So the accommodation needs to be for probably a couple... extra berths are for guests... rare probably when one is off cruising around the world. But yet people are known to come for a passage / company.
I have a Contest 36 set up with a typical V and also large double aft. I think most owners would, as I do turn the V into a "walk in closet"... or for accessible stowage space. And for that it's provides plenty of space for single or double handed cruising. More space? For what? Perishable foods? Maybe. More elaborate galley
? Maybe.. I have a U and we can cook anything and do it comfortably in a sea way. Sure a bigger refer and or freezer
would be great... But that becomes more like a necessity for long passages... AND there are "work arounds" for that.
What you DO want is lots of tankage. And a water maker is a great idea and doesn't take much space.
So for accommodation you want a fair amount of accessible stowage space... spares, clothing
, tools and so on.. based on your access to replenishment of same.
Then you want a comfortable dry cockpit because it is there that you spend MOST of the day. The cockpit needs to have good access to all the controls for sail handling, maybe even anchoring
... and of course data that is needed to inform sailing decisions... And if course a well laid out helm
... for when you DO have to take over from the AP.
is now very advanced and growing complex. This is a blessing and a curse. Redundancy and spares make sense. But maybe not so much a large integrated system with displays and controls all over the boat. Dunno. I'd keep it simple. But say 2 speed transducers is not a bad idea or 2 sounders. I'd steer clear of PC and tablet based non marine
systems... They are not robust enough I think for being far off from civilization. Redundant comm equipment
is a must.
Bigger has the advantage of providing more stowage and more "creature" comforts. My 36 has enough for single or two.... a bit more "space" would be welcome. The cockpit is more than adequate. You sit and you are not strolling around in a sail boat except when sail handling or steering
... the later you will do very rarely as your AP does that.
Berthing may or may not be an issue. If you have a good motor
and dink... you'll anchor
out. And it's almost a contradiction to be a round the world

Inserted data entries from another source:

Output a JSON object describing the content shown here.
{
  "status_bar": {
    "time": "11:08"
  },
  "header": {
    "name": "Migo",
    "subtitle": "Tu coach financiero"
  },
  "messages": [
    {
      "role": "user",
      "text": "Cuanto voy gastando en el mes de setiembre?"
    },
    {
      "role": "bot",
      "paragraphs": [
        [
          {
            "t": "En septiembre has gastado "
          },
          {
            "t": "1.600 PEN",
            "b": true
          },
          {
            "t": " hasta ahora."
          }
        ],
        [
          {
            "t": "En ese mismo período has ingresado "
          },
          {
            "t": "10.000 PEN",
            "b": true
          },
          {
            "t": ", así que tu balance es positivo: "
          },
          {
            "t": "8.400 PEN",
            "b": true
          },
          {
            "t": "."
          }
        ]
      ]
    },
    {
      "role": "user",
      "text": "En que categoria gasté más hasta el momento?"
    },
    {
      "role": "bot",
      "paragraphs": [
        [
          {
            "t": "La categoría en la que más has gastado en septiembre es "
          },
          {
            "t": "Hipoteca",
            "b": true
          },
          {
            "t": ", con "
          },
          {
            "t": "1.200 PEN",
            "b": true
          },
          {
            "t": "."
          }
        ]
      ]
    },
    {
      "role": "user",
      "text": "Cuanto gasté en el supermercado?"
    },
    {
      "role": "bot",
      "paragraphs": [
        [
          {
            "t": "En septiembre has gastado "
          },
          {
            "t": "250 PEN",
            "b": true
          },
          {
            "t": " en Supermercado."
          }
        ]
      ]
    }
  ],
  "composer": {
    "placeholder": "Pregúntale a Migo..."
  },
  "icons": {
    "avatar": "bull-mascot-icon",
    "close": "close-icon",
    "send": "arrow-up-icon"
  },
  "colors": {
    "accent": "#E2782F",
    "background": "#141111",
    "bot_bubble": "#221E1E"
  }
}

type sailor thinking you'll sail from one full service marine
to another. This means... you want great ground tackle... and a reliable dink to get you and supplies back and forth to the mother ship.. and dry as possible. Stowing such a dink is more difficult for smaller boats. Towing on passage is not an option.
I got my 36 when I was a pretty strong vigorous 38 yrs. old. Now at 69... as much as I would love the extra comfort of larger... and the slightly faster passages associated with more waterline length... dealing with the "forces"... becomes THE issue. I use a Milkwakee drill with a winch
bit to raise the 440SF main. I can do it myself but it's getting harder as I get older - FACT. Anchoring
windless means you can deal with any size ground tackle. But if the windlass
craps out on you... WOW you are going to have to find a work around. The ground tackle alone is something that makes one think of long distance cruising a large heavy boat. When I cruised the Caribbean
, anchoring was something done more often than passage making... if that makes sense.
Having experienced a 36' for local coastal and live aboard offshore cruising for single and double handing... with a non sailor wife... as a younger man and now as an senior.. my recommendations would be minimum 35-36' and maximum 42'. I can't project
the upper size because I simply haven't sailed them for more than a few passages... on delivery
... a Tayana47?? and a Stevens 52. Passages the larger size was great... but conditions were not challenging... so that speaks for itself.
When things go right... bigger is fine... when things go wrong (and they will) smaller is probably better.
All the stuff about bigger coming with an out of proportionate higher cost is true.
I think your age and physical condition is a huge factor in the decision assuming you have the financial resources to get any size.
My 2 cents.
PS.... I've done several single handed passages from NE to the Caribbean
... a few with crew of 4 and all the rest of the time I sail with a non sailor very helpful partner. The 36 is about a large as I want to "maintain"... THAT is hard work too.